Finally, in recent years religion has been implicated in several international and national crises and areas of tension. These events can be used to reinforce inequalities and divisions at local level. Collaboration in urban regeneration carries the risk of conflict and competition. But it may also constitute a context in which understanding and trust can be built through practical activity to address common priorities and concerns. Currently, there are numerous examples of impressive collaboration across ethnic and faith boundaries. One such example, in Coventry, is a new community centre managed by someone of Sikh origin and chaired by the parish priest. The new centre provides space for a 'black-majority church' to worship and Muslim women to meet.
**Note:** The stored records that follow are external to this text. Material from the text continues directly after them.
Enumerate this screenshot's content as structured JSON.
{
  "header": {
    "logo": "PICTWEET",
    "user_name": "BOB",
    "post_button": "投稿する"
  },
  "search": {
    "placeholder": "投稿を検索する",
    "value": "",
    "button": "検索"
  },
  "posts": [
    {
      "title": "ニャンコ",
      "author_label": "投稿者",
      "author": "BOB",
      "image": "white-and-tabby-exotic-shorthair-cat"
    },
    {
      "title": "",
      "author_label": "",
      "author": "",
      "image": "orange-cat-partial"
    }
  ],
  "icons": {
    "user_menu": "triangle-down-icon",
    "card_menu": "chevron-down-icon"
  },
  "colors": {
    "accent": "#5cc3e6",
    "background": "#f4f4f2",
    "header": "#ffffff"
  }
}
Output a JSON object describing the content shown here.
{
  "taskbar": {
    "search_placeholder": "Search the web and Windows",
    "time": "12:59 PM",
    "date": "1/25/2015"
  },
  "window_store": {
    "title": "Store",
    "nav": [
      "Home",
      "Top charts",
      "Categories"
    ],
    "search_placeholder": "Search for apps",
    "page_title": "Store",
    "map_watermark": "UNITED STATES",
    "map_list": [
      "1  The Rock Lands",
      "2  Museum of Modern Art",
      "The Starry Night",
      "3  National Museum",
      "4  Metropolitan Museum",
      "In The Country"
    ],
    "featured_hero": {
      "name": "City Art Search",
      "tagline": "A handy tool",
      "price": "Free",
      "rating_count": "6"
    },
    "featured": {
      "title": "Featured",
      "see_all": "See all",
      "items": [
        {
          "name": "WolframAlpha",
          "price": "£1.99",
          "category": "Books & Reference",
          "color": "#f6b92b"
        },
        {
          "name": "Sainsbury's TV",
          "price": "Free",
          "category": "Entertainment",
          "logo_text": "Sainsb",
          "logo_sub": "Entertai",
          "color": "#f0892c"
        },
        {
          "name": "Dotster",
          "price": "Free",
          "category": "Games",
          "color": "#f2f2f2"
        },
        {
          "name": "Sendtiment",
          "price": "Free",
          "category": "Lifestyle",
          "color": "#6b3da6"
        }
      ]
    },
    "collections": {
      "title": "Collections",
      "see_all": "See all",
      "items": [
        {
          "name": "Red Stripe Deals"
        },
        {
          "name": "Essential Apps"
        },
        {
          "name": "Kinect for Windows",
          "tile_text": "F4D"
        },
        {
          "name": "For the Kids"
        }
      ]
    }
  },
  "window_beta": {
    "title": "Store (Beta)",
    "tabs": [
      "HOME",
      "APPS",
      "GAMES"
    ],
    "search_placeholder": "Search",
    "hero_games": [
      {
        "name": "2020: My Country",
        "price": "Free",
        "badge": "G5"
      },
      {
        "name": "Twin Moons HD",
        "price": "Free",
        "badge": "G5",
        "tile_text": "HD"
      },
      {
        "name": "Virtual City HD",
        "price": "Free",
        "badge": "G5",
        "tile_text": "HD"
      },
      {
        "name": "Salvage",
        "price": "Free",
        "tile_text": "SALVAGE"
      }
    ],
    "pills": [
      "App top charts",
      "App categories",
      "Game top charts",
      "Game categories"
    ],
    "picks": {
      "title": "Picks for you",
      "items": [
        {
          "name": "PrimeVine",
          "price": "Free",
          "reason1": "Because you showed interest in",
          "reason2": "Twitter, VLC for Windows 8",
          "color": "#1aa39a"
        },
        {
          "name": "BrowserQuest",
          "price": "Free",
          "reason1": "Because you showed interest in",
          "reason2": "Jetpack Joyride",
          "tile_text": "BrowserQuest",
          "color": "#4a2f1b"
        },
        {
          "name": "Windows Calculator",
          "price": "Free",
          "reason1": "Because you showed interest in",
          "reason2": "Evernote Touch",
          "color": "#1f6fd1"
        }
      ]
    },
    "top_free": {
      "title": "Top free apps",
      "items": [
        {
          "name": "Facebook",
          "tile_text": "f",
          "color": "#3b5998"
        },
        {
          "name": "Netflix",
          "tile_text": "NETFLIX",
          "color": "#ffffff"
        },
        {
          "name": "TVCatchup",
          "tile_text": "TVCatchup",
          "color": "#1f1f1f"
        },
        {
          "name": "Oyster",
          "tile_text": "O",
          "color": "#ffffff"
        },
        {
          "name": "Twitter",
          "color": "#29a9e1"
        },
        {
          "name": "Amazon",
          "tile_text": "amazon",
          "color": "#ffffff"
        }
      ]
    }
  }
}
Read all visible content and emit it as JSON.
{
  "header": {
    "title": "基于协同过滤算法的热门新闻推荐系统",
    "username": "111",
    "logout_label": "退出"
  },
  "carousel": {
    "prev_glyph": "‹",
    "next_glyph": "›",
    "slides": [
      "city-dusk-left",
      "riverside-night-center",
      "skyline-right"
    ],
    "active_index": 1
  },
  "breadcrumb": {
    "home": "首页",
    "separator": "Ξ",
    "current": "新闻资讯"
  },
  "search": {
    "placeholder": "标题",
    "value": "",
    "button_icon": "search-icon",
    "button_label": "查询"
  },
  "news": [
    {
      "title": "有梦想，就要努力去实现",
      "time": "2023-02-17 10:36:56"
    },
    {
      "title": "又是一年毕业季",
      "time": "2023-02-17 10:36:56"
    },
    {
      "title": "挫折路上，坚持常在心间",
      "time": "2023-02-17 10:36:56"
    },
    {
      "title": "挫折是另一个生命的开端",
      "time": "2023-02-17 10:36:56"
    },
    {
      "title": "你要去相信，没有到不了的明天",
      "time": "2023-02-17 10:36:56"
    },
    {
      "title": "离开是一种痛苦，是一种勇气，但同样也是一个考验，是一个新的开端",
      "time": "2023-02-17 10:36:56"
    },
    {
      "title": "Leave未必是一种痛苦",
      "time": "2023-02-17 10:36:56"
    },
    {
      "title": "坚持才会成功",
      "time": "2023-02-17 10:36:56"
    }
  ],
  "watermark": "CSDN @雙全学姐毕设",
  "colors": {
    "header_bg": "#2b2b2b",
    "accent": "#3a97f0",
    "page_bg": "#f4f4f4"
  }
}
It also hosts a centre for refugee support, and a 'choice-based' local lettings scheme for affordable housing. To encourage this type of activity, both inter-faith and single-faith initiatives need recognition and support.
The investigation was based on four urban centres: Bradford, Coventry, the London Borough of Newham and Sheffield. Within each locality, the research had an element of narrower geographical focus on specific districts: Manningham and Girlington in Bradford; Foleshill and Hillfields in Coventry; Burngreave in Sheffield; and the neighbourhood around Green Street in Newham. However, in each locality the unfolding fieldwork led the research team into city-wide forums and to interviewees with valuable insights stemming from their work in, and across, other districts.
Research was also conducted at regional and national levels. Here, perspectives were obtained from national faith leaders, some of whom were members of the government-established Inner Cities Religious Council; senior staff in national regeneration organisations; staff in regional organisations with a regeneration remit; and members of faith communities engaging with this emerging regional regeneration apparatus. Most of the local faith participants in the project had a leadership role within a faith community or a faith-based organisation. But interviews were also carried out with people in non-clerical and community-related leadership roles.
The research encompassed traditional 'mainstream' Christian denominations, which are often prominent in urban policy and regeneration networks. It also included the following traditions and faiths, which are often less well represented within the official regeneration apparatus: 'black-majority' Christian churches, Hindus, Muslims and Sikhs. The central, although not exclusive, research method was 95 semi-structured interviews at local, regional and national levels.
The research was carried out by Richard Farnell from Coventry University, Robert Furbey and Stephen Shams al Haqq Hills from Sheffield Hallam University, Marie Macey from the University of Bradford and Greg Smith from the University of East London.